Case Study: Kenogami House, Saguenay, Quebec

The Kenogami House in Saguenay QC, recipient of the Home of a Home of the Year Award from Green Builder Media®.

Performance: Net Zero Heat 15

Built by owner Alain Hamel, the Kenogami House is located at Lac Kenogami, Saguenay, Quebec, and is a winner of the Green Builder® Home of the Year Awards from Green Builder Media® 

This is a passively heated 1,950 net square feet, 3 bedroom home rated at 15 kWh per square meter per year that was built according to the acronym ENDURE: Energy efficient, Non-toxic, Durable, User friendly, Resilient and Engaging. This split level home was built on a 6 inch thick concrete slab-on-grade (insulated to R60) and is as durable as it is energy efficient.

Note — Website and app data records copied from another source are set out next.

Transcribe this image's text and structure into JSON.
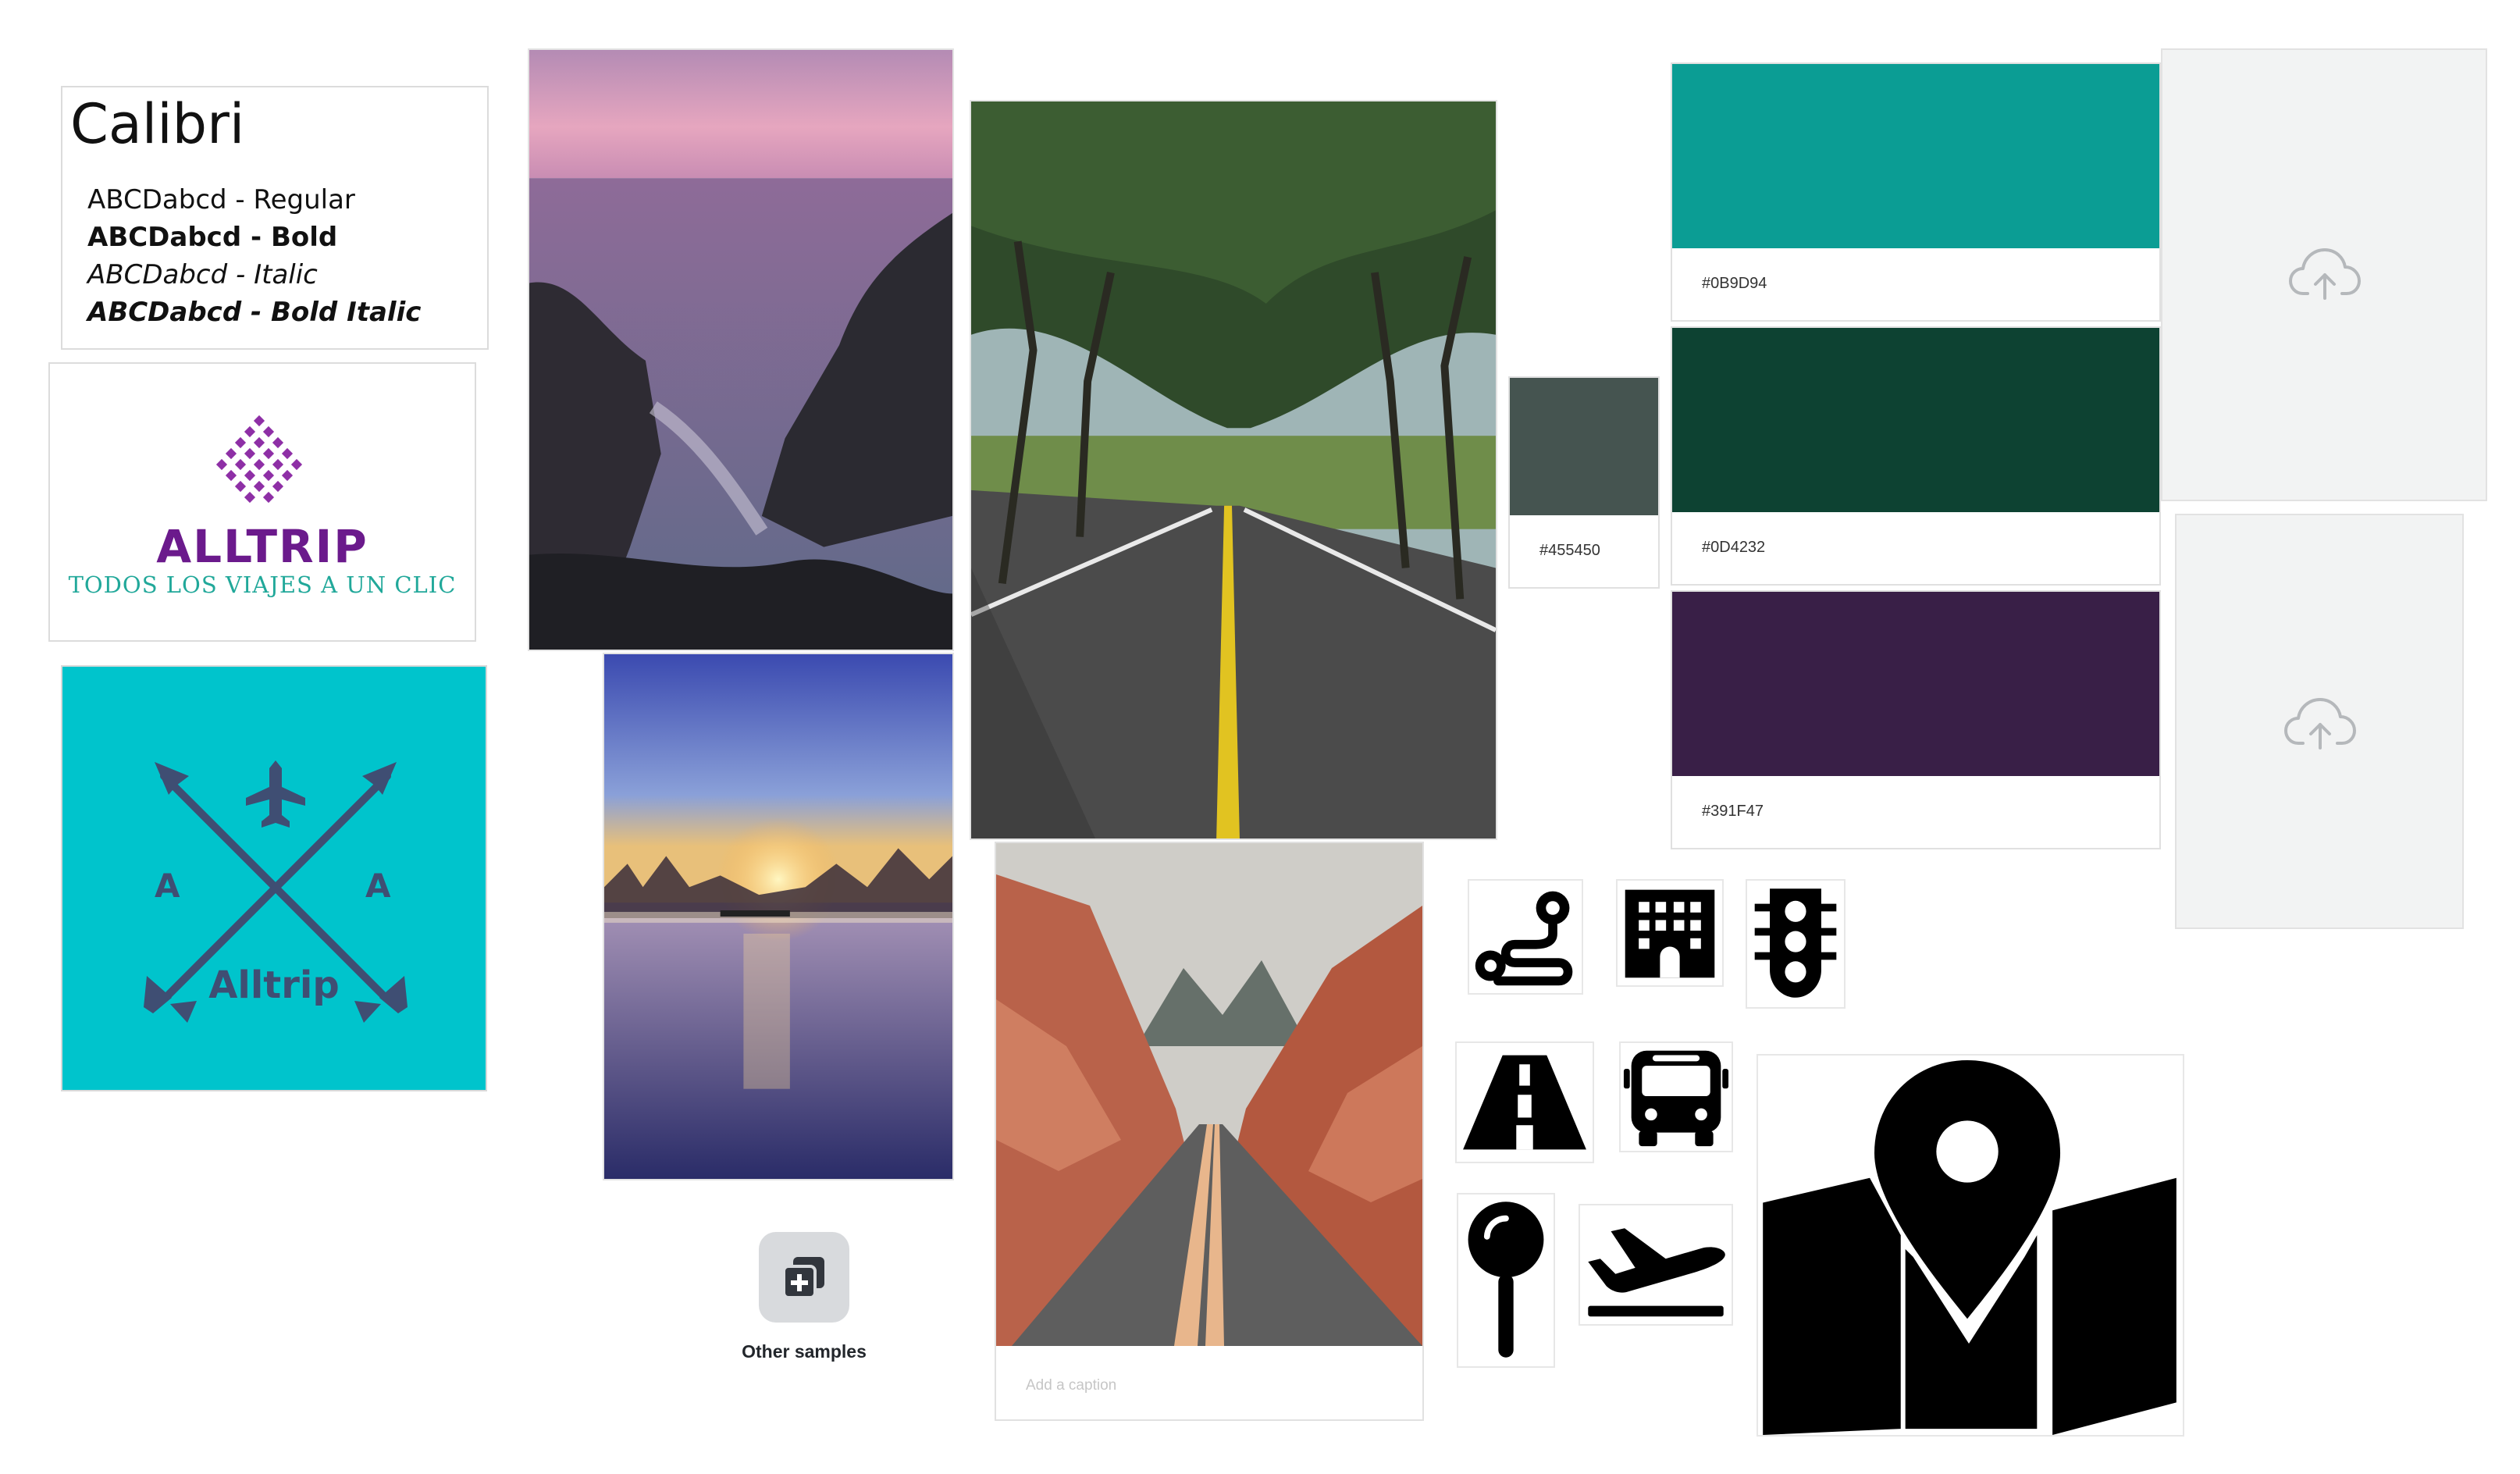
{
  "font_card": {
    "title": "Calibri",
    "regular": "ABCDabcd - Regular",
    "bold": "ABCDabcd - Bold",
    "italic": "ABCDabcd - Italic",
    "bold_italic": "ABCDabcd - Bold Italic"
  },
  "logo_card": {
    "name": "ALLTRIP",
    "tagline": "TODOS LOS VIAJES A UN CLIC",
    "brand_purple": "#6B1A8C",
    "brand_teal": "#21A89A"
  },
  "emblem": {
    "left_letter": "A",
    "right_letter": "A",
    "wordmark": "Alltrip",
    "background": "#00C4CC",
    "foreground": "#3F4E73"
  },
  "swatches": {
    "small": {
      "hex": "#455450",
      "color": "#455450"
    },
    "teal": {
      "hex": "#0B9D94",
      "color": "#0B9D94"
    },
    "green": {
      "hex": "#0D4232",
      "color": "#0D4232"
    },
    "purple": {
      "hex": "#391F47",
      "color": "#391F47"
    }
  },
  "photos": {
    "names": [
      "sunset-sea-rocks-photo",
      "lake-sunrise-photo",
      "tree-road-photo",
      "canyon-road-photo"
    ]
  },
  "canyon_caption": {
    "placeholder": "Add a caption"
  },
  "other_samples": {
    "label": "Other samples",
    "icon": "add-to-collection-icon"
  },
  "upload_slots": [
    {
      "icon": "cloud-upload-icon"
    },
    {
      "icon": "cloud-upload-icon"
    }
  ],
  "icons": [
    "route-icon",
    "hotel-building-icon",
    "traffic-light-icon",
    "highway-icon",
    "bus-icon",
    "pin-icon",
    "plane-departure-icon",
    "map-location-icon"
  ]
}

The floors are polished concrete and red spruce; interior walls comprise brick placed in the path of the sun to act as thermal storage. Windows are triple pane, fibreglass framed, argon filled with an average R value of 4.5. Window glazing is 91% south facing to avoid heat loss and maximise solar heat gain.

Exterior durability measures include a metal roof and fascia, electrically controlled exterior shutters, stone and red spruce siding.

Heat recovered ventilation is provided by a Zhender air exchanger rated at 93% efficiency and along with interior appliances is powered by a 5.4 watt photovoltaic solar panel system.

The ceiling is insulated to R151; walls have a 'true' R value rating of 80, and the energy load needed for heat on the coldest days is estimated at 12 W per square meter or a total of 2100 W. For the most part, this home is expected to remain at a comfortable temperature throughout the winter with only passive solar heat gain and the heat normally generated though human occupancy.

This will be the first winter for the Kenogami House, and its performance will be closely monitored. Should it be necessary to take measures to avoid overheating during mild periods, Alain is considering an air-to-water heat pump to extract heat from the air where it can be deposited into a domestic hot water tank. From there it can serve domestic hot water needs, or be transferred to the radiant concrete floor as thermal storage to balance temperatures between day and night.

Read more about the Kenogami house on the following pages: